Newspapers 

Daily Alta California 
Neiv York Times 
Presidial Weekly Clarion 
San Francisco Call 
San Francisco Chronicle 
San Francisco Examiner 
Star Prcsidian 

Unidentified newspaper clippings by O.W. Degen, Quartermaster Department, Fort Mason: 
"Development of the San Francisco Water Supply System; Part 1 - Original Sources" and "Supply 
System; Part II - Spring Valley Co." OQMG, GCGF 1922-1935, RG 92, NA. Degen worked at Fort 
Mason in the 1930s. 

U.S. News and World Report, October 7, 1991. 



250 
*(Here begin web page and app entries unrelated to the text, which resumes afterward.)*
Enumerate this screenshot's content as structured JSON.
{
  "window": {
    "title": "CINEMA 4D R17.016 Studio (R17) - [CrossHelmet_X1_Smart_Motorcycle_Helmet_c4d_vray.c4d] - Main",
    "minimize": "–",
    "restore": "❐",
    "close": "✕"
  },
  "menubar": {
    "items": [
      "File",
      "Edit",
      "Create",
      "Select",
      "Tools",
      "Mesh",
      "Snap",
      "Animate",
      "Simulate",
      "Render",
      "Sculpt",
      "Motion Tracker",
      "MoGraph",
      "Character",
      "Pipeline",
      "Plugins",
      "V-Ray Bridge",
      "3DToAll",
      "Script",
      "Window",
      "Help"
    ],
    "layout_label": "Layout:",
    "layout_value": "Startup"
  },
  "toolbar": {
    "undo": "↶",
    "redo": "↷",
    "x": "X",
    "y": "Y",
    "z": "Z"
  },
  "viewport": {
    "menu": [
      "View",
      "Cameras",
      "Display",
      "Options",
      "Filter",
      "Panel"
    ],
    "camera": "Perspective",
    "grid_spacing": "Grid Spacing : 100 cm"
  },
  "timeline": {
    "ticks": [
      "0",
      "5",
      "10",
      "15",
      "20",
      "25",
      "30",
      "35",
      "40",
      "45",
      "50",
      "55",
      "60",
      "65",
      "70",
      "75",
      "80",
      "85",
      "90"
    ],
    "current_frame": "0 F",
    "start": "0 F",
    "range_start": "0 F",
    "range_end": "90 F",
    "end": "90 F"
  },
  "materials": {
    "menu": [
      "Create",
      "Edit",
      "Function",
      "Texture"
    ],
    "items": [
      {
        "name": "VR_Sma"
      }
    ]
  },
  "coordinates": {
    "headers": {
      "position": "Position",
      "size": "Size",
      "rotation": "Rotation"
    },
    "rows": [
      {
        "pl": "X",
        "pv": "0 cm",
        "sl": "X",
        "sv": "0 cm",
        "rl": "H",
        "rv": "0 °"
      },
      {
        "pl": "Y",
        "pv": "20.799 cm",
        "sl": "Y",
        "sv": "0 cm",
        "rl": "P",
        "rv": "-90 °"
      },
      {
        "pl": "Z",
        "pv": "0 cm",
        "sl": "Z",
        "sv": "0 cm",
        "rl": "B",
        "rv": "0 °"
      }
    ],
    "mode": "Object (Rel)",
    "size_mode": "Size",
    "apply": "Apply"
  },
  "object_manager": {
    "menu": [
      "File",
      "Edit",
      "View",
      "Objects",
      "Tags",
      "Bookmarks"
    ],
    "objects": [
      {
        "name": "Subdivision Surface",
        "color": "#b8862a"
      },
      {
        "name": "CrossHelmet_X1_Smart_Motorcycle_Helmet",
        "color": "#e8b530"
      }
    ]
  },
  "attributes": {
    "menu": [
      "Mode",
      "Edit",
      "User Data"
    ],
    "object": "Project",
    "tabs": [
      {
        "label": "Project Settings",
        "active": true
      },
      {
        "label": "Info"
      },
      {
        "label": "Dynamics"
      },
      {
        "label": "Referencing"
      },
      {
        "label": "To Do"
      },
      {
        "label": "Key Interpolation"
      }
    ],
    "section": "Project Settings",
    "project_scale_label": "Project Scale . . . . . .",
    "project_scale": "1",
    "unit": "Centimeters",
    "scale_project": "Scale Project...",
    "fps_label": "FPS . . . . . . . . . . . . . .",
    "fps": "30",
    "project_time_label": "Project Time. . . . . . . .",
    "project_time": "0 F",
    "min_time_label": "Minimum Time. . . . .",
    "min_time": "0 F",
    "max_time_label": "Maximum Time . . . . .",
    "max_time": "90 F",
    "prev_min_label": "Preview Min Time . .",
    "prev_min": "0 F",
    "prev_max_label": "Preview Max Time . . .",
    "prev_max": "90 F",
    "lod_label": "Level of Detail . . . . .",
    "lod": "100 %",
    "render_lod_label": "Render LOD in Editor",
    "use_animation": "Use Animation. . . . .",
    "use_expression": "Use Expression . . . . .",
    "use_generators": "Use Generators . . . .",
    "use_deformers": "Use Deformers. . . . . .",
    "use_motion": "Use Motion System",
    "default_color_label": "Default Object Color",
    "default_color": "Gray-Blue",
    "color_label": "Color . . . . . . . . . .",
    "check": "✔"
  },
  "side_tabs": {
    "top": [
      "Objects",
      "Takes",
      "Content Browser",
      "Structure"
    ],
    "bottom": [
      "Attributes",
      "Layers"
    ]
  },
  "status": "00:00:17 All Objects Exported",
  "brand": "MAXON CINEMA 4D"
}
As the nation's principal conservation agency, the Department of the Interior has responsibility for most of our 
nationally owned public lands and natural and cultural resources. This includes fostering wise use of our land 
and water resources, protecting our fish and wildlife, preserving the environmental and cultural values of our 
national parks and historical places, and providing for the enjoyment of life through outdoor recreation. The 
department assesses our energy and mineral resources and works to ensure that their development is in the 
best interests of all our people. The department also promotes the goals of the Take Pride in America campaign 
by encouraging stewardship and citizen responsibility for the public lands and promoting citizen participation 
in their care. The department also has a major responsibility for American Indian reservation communities and 
for people who live in island territories under U.S. administration. 



Publication services were provided by Joan Huff, visual information technician, of the Branch of Publications 
and Graphic Design of the Denver Service Center. NPSD-120 August 1992 



U.S. Department of the Interior National Park Service